### Exercise objective
The answer must be every line of the records below that holds the word "name".

### Records supplied
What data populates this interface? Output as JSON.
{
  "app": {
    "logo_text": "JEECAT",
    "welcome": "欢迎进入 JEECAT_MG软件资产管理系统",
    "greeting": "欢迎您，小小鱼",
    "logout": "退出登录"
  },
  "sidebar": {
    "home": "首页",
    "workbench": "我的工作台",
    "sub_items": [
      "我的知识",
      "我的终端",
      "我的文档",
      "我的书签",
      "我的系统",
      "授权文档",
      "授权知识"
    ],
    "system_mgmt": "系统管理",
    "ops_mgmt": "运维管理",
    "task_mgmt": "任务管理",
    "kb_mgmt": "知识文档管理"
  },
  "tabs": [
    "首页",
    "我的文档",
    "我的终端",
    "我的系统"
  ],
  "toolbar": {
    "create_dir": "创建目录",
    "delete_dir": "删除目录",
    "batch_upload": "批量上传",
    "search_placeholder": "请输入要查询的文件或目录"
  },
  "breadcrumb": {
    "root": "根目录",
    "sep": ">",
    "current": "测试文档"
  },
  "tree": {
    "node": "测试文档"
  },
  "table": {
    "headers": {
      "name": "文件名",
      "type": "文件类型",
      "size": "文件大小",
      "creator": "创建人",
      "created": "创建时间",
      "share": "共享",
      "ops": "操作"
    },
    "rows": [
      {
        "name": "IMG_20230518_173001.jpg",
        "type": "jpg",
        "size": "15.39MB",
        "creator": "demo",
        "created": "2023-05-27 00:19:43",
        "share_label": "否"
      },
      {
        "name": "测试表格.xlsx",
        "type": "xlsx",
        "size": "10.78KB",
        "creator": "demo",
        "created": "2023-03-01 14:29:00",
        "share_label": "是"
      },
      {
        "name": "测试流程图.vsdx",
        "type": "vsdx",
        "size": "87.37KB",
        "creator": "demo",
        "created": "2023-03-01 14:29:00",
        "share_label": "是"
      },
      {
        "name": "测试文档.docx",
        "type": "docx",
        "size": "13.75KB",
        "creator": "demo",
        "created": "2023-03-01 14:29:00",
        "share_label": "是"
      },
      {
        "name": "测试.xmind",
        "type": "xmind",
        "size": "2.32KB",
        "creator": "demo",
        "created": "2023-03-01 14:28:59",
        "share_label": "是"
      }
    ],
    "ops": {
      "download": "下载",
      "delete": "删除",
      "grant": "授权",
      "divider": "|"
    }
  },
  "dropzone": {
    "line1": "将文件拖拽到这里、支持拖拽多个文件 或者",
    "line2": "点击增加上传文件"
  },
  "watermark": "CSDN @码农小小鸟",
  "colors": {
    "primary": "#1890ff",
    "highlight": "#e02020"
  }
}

### Output of the task
      "name": "文件名",
        "name": "IMG_20230518_173001.jpg",
        "name": "测试表格.xlsx",
        "name": "测试流程图.vsdx",
        "name": "测试文档.docx",
        "name": "测试.xmind",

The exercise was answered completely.